Outside of work, life was a whirlwind of the absurd and the sublime. Cairo is a city that never stops, in fact it rarely pauses for breath, but if you approach it with a bit of gumption it can provide infinite opportunities. Over the 8 months I was there I joined an Arabic band, appeared in a KFC advert, went stargazing in the Sinai, trekked with the Bedouins, scuba-dived in Dahab, learned to train camels, worked as a journalist at the Cairo International Film Festival, founded a book group and took salsa lessons - to name but a few activities! Having feared my interests might be incompatible with Egyptian society, it ended up being one of the most interesting and eye-opening experiences I’ve ever had, and if all goes well I plan to return after graduation.

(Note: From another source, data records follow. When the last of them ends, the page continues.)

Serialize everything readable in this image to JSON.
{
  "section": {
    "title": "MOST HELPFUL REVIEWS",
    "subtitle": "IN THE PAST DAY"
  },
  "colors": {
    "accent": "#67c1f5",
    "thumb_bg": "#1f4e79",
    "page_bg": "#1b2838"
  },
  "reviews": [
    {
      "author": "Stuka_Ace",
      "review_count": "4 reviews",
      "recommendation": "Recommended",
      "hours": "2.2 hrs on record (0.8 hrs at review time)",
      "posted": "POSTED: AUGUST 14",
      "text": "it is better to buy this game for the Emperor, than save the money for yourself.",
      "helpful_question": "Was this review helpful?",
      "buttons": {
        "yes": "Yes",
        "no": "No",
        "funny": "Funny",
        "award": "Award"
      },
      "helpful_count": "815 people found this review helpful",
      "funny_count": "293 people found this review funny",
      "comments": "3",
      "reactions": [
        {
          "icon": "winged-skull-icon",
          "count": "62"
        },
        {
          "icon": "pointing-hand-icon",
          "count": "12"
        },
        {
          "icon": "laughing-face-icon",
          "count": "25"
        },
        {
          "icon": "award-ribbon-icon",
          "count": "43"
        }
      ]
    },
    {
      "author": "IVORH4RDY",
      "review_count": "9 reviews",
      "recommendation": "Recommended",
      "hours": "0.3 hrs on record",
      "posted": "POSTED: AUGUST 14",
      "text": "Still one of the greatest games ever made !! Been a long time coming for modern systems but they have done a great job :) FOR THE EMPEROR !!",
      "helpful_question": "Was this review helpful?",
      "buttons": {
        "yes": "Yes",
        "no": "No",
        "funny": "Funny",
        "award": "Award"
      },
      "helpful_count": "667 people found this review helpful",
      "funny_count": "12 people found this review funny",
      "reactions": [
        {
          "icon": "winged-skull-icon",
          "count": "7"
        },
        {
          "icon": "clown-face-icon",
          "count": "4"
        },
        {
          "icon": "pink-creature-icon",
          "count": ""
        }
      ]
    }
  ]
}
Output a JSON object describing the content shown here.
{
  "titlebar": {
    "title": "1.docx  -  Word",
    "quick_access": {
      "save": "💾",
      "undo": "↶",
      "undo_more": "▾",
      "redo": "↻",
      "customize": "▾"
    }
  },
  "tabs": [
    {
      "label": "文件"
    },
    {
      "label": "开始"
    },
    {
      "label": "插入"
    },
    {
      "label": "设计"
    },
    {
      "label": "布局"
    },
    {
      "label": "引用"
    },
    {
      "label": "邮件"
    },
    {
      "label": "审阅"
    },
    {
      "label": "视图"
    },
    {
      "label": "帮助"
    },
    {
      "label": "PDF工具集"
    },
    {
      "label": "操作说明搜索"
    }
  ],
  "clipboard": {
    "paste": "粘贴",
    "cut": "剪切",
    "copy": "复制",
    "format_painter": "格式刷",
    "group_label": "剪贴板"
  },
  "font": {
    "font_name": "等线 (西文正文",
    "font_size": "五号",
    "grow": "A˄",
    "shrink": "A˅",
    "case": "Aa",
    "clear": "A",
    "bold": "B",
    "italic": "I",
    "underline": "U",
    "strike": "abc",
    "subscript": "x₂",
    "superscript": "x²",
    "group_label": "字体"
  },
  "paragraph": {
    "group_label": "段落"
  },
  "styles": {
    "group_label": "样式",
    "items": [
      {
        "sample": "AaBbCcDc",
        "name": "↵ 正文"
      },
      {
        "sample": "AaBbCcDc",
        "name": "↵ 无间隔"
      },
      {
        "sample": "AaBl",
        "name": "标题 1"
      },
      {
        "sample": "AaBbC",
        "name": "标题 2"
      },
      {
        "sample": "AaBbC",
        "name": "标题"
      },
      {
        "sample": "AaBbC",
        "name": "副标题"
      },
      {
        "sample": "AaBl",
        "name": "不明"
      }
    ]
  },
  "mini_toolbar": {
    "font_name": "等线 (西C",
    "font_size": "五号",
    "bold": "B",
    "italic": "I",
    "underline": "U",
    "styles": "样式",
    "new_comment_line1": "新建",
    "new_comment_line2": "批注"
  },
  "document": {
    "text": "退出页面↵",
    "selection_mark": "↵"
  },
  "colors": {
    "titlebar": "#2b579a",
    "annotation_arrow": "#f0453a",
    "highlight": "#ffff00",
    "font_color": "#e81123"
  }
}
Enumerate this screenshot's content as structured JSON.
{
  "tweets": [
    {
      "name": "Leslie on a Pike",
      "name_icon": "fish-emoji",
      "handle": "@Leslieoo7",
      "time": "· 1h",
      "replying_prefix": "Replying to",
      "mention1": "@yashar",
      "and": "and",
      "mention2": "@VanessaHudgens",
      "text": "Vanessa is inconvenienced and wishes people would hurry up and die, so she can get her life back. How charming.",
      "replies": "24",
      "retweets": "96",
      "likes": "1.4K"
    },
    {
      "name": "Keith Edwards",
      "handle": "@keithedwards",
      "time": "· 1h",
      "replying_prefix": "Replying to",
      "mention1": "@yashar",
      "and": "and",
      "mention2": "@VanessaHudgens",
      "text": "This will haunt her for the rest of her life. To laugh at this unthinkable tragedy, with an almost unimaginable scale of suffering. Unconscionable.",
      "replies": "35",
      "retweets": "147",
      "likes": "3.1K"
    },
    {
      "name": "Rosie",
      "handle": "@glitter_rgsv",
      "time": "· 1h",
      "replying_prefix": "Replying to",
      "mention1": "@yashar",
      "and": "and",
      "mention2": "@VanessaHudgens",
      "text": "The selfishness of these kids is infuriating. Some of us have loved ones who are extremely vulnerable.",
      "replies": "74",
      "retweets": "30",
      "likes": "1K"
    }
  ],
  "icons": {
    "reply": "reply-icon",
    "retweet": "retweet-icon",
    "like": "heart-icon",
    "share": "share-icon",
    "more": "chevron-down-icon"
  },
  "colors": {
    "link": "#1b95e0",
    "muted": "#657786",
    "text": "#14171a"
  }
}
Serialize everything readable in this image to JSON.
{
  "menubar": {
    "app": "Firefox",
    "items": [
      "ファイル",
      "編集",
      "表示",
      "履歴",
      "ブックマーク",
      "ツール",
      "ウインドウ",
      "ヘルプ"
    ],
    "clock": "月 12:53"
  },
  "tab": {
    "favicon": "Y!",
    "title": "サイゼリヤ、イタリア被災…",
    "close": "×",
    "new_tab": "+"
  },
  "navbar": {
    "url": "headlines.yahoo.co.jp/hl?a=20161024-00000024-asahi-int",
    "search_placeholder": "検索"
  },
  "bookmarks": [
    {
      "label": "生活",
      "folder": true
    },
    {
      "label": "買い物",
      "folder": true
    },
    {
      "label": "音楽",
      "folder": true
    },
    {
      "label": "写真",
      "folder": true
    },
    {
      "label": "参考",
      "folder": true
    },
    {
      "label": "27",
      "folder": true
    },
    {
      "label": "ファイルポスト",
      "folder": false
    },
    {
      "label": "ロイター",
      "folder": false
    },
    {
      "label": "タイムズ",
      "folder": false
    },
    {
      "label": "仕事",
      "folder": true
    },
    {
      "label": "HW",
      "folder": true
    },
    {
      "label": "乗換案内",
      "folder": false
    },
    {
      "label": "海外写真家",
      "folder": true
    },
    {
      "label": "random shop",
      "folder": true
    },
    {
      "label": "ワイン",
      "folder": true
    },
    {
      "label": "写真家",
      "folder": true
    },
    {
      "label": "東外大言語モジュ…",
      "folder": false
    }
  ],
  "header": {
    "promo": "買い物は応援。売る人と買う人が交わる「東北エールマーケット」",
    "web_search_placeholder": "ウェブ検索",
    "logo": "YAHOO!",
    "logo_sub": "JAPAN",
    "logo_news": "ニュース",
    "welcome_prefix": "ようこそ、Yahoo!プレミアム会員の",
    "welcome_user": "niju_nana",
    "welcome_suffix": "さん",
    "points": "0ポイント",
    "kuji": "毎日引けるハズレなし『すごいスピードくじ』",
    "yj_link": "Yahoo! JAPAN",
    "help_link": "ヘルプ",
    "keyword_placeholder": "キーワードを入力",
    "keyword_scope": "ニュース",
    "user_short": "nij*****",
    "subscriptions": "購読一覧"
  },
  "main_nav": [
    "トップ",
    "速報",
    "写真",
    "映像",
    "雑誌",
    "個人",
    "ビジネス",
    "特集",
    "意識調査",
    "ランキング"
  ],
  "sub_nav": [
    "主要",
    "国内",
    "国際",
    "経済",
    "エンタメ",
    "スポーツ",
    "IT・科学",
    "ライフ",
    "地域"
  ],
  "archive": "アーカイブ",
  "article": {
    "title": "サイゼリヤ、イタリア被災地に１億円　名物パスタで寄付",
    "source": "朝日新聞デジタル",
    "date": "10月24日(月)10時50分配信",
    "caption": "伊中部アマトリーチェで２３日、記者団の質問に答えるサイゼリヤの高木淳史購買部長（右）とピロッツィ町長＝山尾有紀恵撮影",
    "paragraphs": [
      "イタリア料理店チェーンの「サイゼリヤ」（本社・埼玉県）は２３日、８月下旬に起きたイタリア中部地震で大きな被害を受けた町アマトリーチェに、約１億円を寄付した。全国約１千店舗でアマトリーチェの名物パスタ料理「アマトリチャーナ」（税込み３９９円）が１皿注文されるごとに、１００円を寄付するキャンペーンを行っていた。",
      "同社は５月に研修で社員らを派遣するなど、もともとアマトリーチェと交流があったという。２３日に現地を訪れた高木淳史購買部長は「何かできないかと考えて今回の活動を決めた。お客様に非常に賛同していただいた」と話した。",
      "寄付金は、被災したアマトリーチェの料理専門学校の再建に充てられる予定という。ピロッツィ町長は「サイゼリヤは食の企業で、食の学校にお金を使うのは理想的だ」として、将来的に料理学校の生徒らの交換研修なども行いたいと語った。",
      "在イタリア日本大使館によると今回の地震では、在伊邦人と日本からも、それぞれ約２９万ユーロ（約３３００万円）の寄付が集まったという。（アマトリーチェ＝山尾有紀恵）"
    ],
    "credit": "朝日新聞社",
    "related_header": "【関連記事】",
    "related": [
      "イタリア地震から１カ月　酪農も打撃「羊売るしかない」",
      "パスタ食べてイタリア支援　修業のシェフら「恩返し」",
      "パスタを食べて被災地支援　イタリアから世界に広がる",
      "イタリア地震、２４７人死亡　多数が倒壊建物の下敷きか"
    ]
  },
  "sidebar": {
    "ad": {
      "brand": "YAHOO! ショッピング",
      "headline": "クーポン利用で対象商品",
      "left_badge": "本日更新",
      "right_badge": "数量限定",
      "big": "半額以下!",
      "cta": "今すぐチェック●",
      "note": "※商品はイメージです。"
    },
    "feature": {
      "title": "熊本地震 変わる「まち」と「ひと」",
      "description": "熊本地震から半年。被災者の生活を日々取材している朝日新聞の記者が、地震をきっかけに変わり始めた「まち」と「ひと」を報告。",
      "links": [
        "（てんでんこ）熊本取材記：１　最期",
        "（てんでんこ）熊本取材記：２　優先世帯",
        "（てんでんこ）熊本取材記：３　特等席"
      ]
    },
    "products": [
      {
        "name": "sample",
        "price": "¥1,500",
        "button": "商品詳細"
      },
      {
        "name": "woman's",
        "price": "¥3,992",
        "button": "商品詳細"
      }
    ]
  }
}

The Middle East has been at the forefront of global affairs in recent years, and will undoubtedly continue to feature not only in the political sphere, but in international business and culture as well. For me, studying Arabic is a way to engage with these rapidly-changing events as they happen, and feel a part of the action on an entirely different level."
"I am a second year undergraduate studying Arabic in the AMES Faculty, in combination with French in the Modern and Medieval Languages Faculty. After finding out that in combining two languages from two faculties I was setting out to "do two degrees packed into the same time as one", I felt somewhat daunted. However, this combination has allowed the diversity and broadness of study that most other Cambridge degrees could not provide. This year, for instance, I find myself in the library juggling Taha Hussein's autobiography, Al-Ayyam, French linguistics textbooks, and ethnographies of the Middle East. It is rather exciting, after a year of intensively studying the Arabic language, to be let loose on the range of papers the department of Middle Eastern Studies has to offer. Yet, I feel strongly that without having spent those many hours memorising long lists of vocabulary and the seemingly unending rules of Arabic grammar, it would impossible to study effectively, or to any level of deeper understanding, the literature, politics, history, or culture of Arab societies. This ideal is central to degrees in the Middle East Studies department, and it is something I really value.
Over my first year-and-a-bit studying Arabic I have particularly enjoyed the change from school language learning, where progress was slow and the language focused towards "getting-by". Instead, in Cambridge, the process is much more rewarding, if considerably more demanding, as the majority of the basics of grammar, and a substantial amount of vocabulary, are packed into the first three 8-week terms. This meant that last summer, after studying the language only a year, I was able to travel to Jordan, along with a group of my fellow Arabists, where we were able not only to admire the tourist attractions, but indeed to visit people's homes, have conversations, go to cafes off the beaten tourist track and really engage with Jordanian social and cultural life. Such a confidence in the spoken language is the direct result of weekly classes in colloquial Arabic - the aspect of my course I have found the most challenging, but equally which will, in practice, be most useful. Certainly, as I contemplate the options for my year abroad in the Middle East, I am increasingly grateful for all that preparation!"